Equity markets had yet another quiet week. Global equities were broadly unchanged in local currency terms but managed a 0.8% gain in sterling terms on the back of the pound falling back from its recent high of $1.26.
There was rather more news on the macro front. The US inflation numbers remain front of mind for the markets but this time failed to contain any big surprise. The headline rate edged down fractionally in April from 5.0% to 4.9%, as did the core rate from 5.6% to 5.5%.
While headline inflation is down substantially from a high above 9%, core inflation has slowed much less and remains well above the Fed’s comfort level. Although the latest numbers support the idea that the Fed is now in ‘pause’ mode, inflation still seems way too high to allow it to start cutting rates later this year as the market believes.
The latest survey of US bank lending officers also seems unlikely to panic the Fed into early rate cuts. This survey is usually one just for the geeks but has moved centre stage as a result of the regional banking crisis. The fear had been that the recent bank failures would prompt an abrupt tightening of lending conditions. Instead, lending standards continued to tighten as they have done over the past year but not dramatically so.
Outside the US, an unexpectedly large fall in German industrial production in March provided a reminder that the Eurozone economy is not out of the woods yet. The collapse in gas prices back to 2021 levels has so far allowed the region to escape falling into recession and led to Europe leading the recovery in equity markets in recent months. But Germany only escaped two consecutive falls in GDP over the winter by the skin of its teeth. And with the ECB determined to continue raising rates, recession still remains a clear risk not only in the US but also the Eurozone.
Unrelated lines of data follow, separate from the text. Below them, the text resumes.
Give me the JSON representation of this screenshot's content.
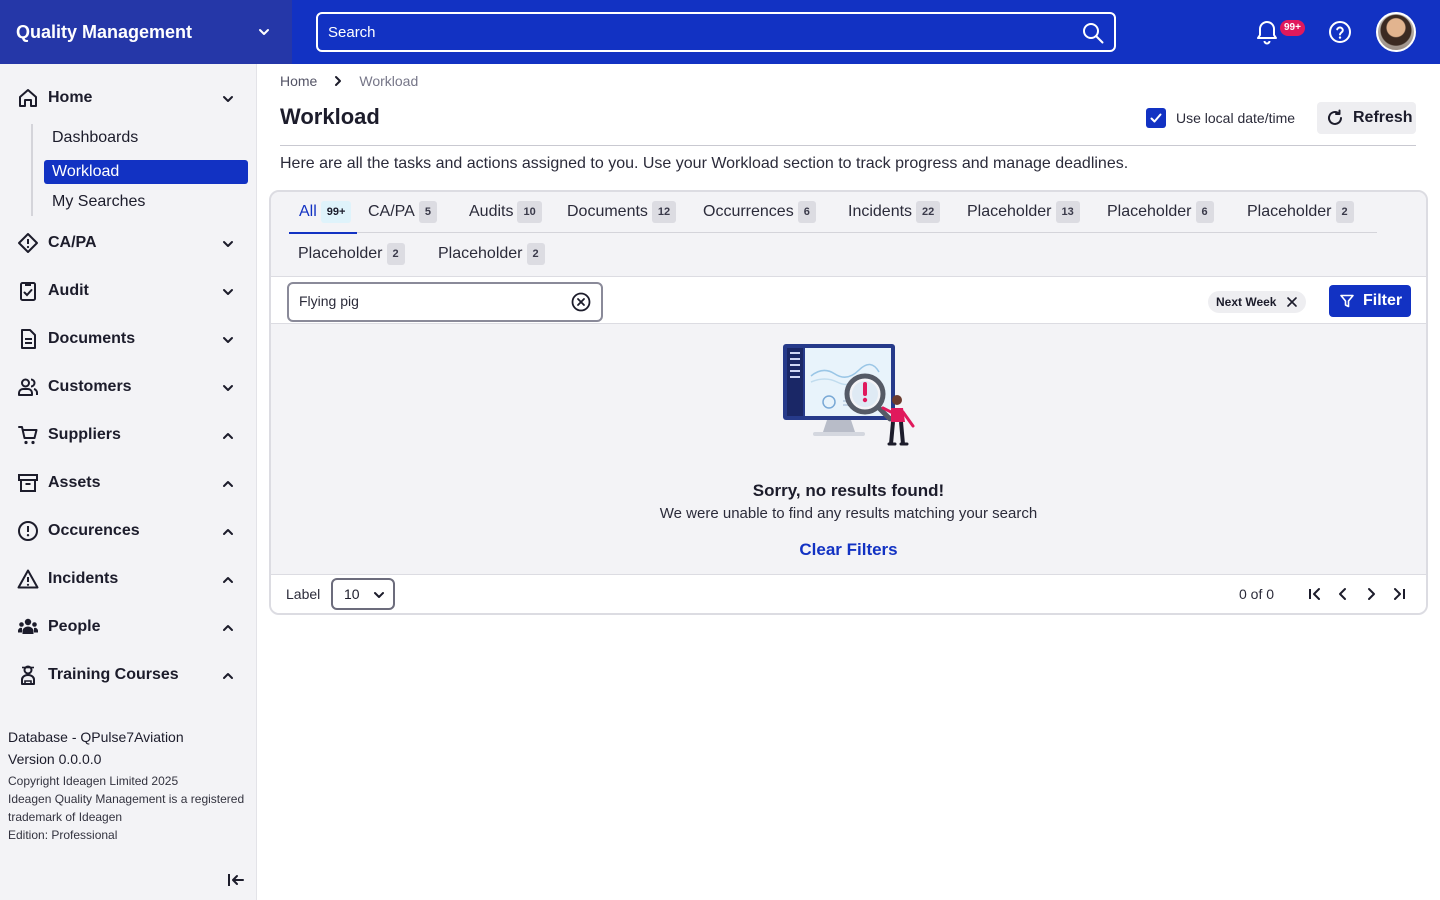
{
  "app": {
    "title": "Quality Management",
    "search_placeholder": "Search",
    "notification_count": "99+"
  },
  "sidebar": {
    "home": {
      "label": "Home",
      "children": [
        "Dashboards",
        "Workload",
        "My Searches"
      ],
      "active_child": "Workload"
    },
    "items": [
      {
        "label": "CA/PA",
        "icon": "diamond-icon",
        "expanded": false
      },
      {
        "label": "Audit",
        "icon": "clipboard-check-icon",
        "expanded": false
      },
      {
        "label": "Documents",
        "icon": "document-icon",
        "expanded": false
      },
      {
        "label": "Customers",
        "icon": "users-icon",
        "expanded": false
      },
      {
        "label": "Suppliers",
        "icon": "cart-icon",
        "expanded": true
      },
      {
        "label": "Assets",
        "icon": "archive-icon",
        "expanded": true
      },
      {
        "label": "Occurences",
        "icon": "alert-circle-icon",
        "expanded": true
      },
      {
        "label": "Incidents",
        "icon": "warning-triangle-icon",
        "expanded": true
      },
      {
        "label": "People",
        "icon": "people-icon",
        "expanded": true
      },
      {
        "label": "Training Courses",
        "icon": "training-icon",
        "expanded": true
      }
    ],
    "footer": {
      "database": "Database - QPulse7Aviation",
      "version": "Version 0.0.0.0",
      "copyright": "Copyright Ideagen Limited 2025",
      "trademark": "Ideagen Quality Management is a registered trademark of Ideagen",
      "edition": "Edition: Professional"
    }
  },
  "breadcrumb": [
    "Home",
    "Workload"
  ],
  "page": {
    "title": "Workload",
    "local_time_label": "Use local date/time",
    "local_time_checked": true,
    "refresh_label": "Refresh",
    "description": "Here are all the tasks and actions assigned to you. Use your Workload section to track progress and manage deadlines."
  },
  "tabs": [
    {
      "label": "All",
      "count": "99+",
      "active": true
    },
    {
      "label": "CA/PA",
      "count": "5"
    },
    {
      "label": "Audits",
      "count": "10"
    },
    {
      "label": "Documents",
      "count": "12"
    },
    {
      "label": "Occurrences",
      "count": "6"
    },
    {
      "label": "Incidents",
      "count": "22"
    },
    {
      "label": "Placeholder",
      "count": "13"
    },
    {
      "label": "Placeholder",
      "count": "6"
    },
    {
      "label": "Placeholder",
      "count": "2"
    },
    {
      "label": "Placeholder",
      "count": "2"
    },
    {
      "label": "Placeholder",
      "count": "2"
    }
  ],
  "filters": {
    "search_value": "Flying pig",
    "chip": "Next Week",
    "filter_label": "Filter"
  },
  "empty": {
    "title": "Sorry, no results found!",
    "subtitle": "We were unable to find any results matching your search",
    "action": "Clear Filters"
  },
  "pagination": {
    "label": "Label",
    "page_size": "10",
    "count": "0 of 0"
  },
  "colors": {
    "brand": "#1232c3",
    "brand_dark": "#2537a8",
    "badge": "#e0195c"
  }
}
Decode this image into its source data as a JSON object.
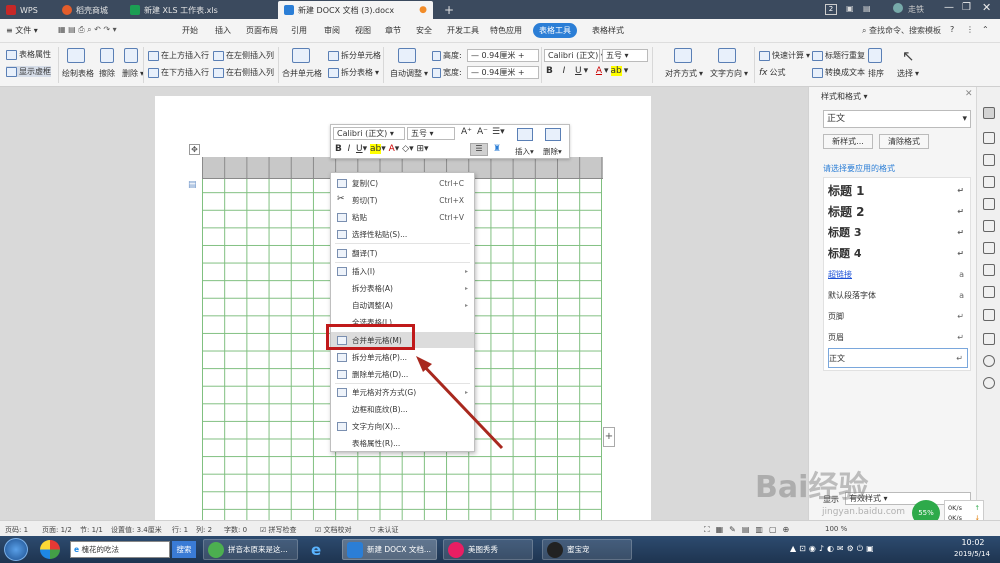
{
  "tabs": {
    "wps": "WPS",
    "shop": "稻壳商城",
    "xls": "新建 XLS 工作表.xls",
    "docx": "新建 DOCX 文档 (3).docx",
    "add": "+",
    "badge": "2",
    "user": "走铁"
  },
  "menubar": {
    "file": "文件",
    "items": [
      "开始",
      "插入",
      "页面布局",
      "引用",
      "审阅",
      "视图",
      "章节",
      "安全",
      "开发工具",
      "特色应用",
      "表格工具",
      "表格样式"
    ],
    "search": "查找命令、搜索模板"
  },
  "ribbon": {
    "table_props": "表格属性",
    "show_grid": "显示虚框",
    "draw_table": "绘制表格",
    "erase": "擦除",
    "delete": "删除",
    "ins_above": "在上方插入行",
    "ins_below": "在下方插入行",
    "ins_left": "在左侧插入列",
    "ins_right": "在右侧插入列",
    "merge": "合并单元格",
    "split_cells": "拆分单元格",
    "split_table": "拆分表格",
    "auto_fit": "自动调整",
    "height_label": "高度:",
    "width_label": "宽度:",
    "height_value": "0.94厘米",
    "width_value": "0.94厘米",
    "font": "Calibri (正文)",
    "size": "五号",
    "align": "对齐方式",
    "text_dir": "文字方向",
    "quick_calc": "快速计算",
    "title_repeat": "标题行重复",
    "formula": "公式",
    "to_text": "转换成文本",
    "sort": "排序",
    "select": "选择"
  },
  "minibar": {
    "font": "Calibri (正文)",
    "size": "五号",
    "insert": "插入",
    "delete": "删除"
  },
  "context_menu": [
    {
      "label": "复制(C)",
      "key": "Ctrl+C"
    },
    {
      "label": "剪切(T)",
      "key": "Ctrl+X"
    },
    {
      "label": "粘贴",
      "key": "Ctrl+V"
    },
    {
      "label": "选择性粘贴(S)...",
      "key": ""
    },
    {
      "label": "翻译(T)",
      "key": ""
    },
    {
      "label": "插入(I)",
      "key": ""
    },
    {
      "label": "拆分表格(A)",
      "key": ""
    },
    {
      "label": "自动调整(A)",
      "key": ""
    },
    {
      "label": "全选表格(L)",
      "key": ""
    },
    {
      "label": "合并单元格(M)",
      "key": ""
    },
    {
      "label": "拆分单元格(P)...",
      "key": ""
    },
    {
      "label": "删除单元格(D)...",
      "key": ""
    },
    {
      "label": "单元格对齐方式(G)",
      "key": ""
    },
    {
      "label": "边框和底纹(B)...",
      "key": ""
    },
    {
      "label": "文字方向(X)...",
      "key": ""
    },
    {
      "label": "表格属性(R)...",
      "key": ""
    }
  ],
  "side_pane": {
    "title": "样式和格式",
    "current": "正文",
    "new_style": "新样式...",
    "clear_format": "清除格式",
    "apply_label": "请选择要应用的格式",
    "styles": [
      "标题 1",
      "标题 2",
      "标题 3",
      "标题 4",
      "超链接",
      "默认段落字体",
      "页脚",
      "页眉",
      "正文"
    ],
    "show_label": "显示",
    "show_value": "有效样式"
  },
  "statusbar": {
    "page": "页码: 1",
    "pages": "页面: 1/2",
    "section": "节: 1/1",
    "setting": "设置值: 3.4厘米",
    "row": "行: 1",
    "col": "列: 2",
    "words": "字数: 0",
    "spell": "拼写检查",
    "proof": "文档校对",
    "cert": "未认证",
    "zoom": "100 %"
  },
  "network": {
    "up": "0K/s",
    "down": "0K/s",
    "pct": "55%"
  },
  "taskbar": {
    "search_text": "槐花的吃法",
    "search_btn": "搜索",
    "app1": "拼音本原来是这...",
    "app2": "新建 DOCX 文档...",
    "app3": "美图秀秀",
    "app4": "蜜宝宠",
    "time": "10:02",
    "date": "2019/5/14"
  },
  "watermark": {
    "logo": "Bai经验",
    "url": "jingyan.baidu.com"
  },
  "colors": {
    "accent": "#2b7ed6",
    "table_line": "#7fbf7f",
    "highlight_box": "#c0191a",
    "arrow": "#a8281e"
  }
}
Talking of recession risk, the good news last week was that the Bank of England abandoned its previous forecast of a recession. It is now just forecasting stagnation over the coming year. The bad news is that the size of its recent forecasting errors suggest not too much faith should be placed in its latest projections. The Sun suggested even monkeys could do a better job running the Bank of England.
The BOE also raised its inflation forecasts, blaming this in good part on food prices. It now sees inflation dropping only to 5.1% by year-end and not returning to the 2% target until early 2025. It also sees significant upward risks to these projections.
This all led to the Bank raising rates by a further 0.25% to 4.5% and sticking to its guidance that if there were evidence of more persistent inflation pressures, then further monetary tightening would be required. Most likely, the BOE will raise rates another 0.25% next month and that should mark the peak.
We continue to believe markets are likely to see renewed volatility over the remainder of the year. Near term, the obvious potential catalyst is the need to raise the US debt ceiling, possibly by as soon as early June. Negotiations over the weekend appeared to show some willingness to compromise and most likely the game of chicken between the Democrats and Republicans will end in an eleventh hour deal of some kind. But in the meantime, it could be a nerve-wracking few weeks.
Rupert Thompson – Chief Economist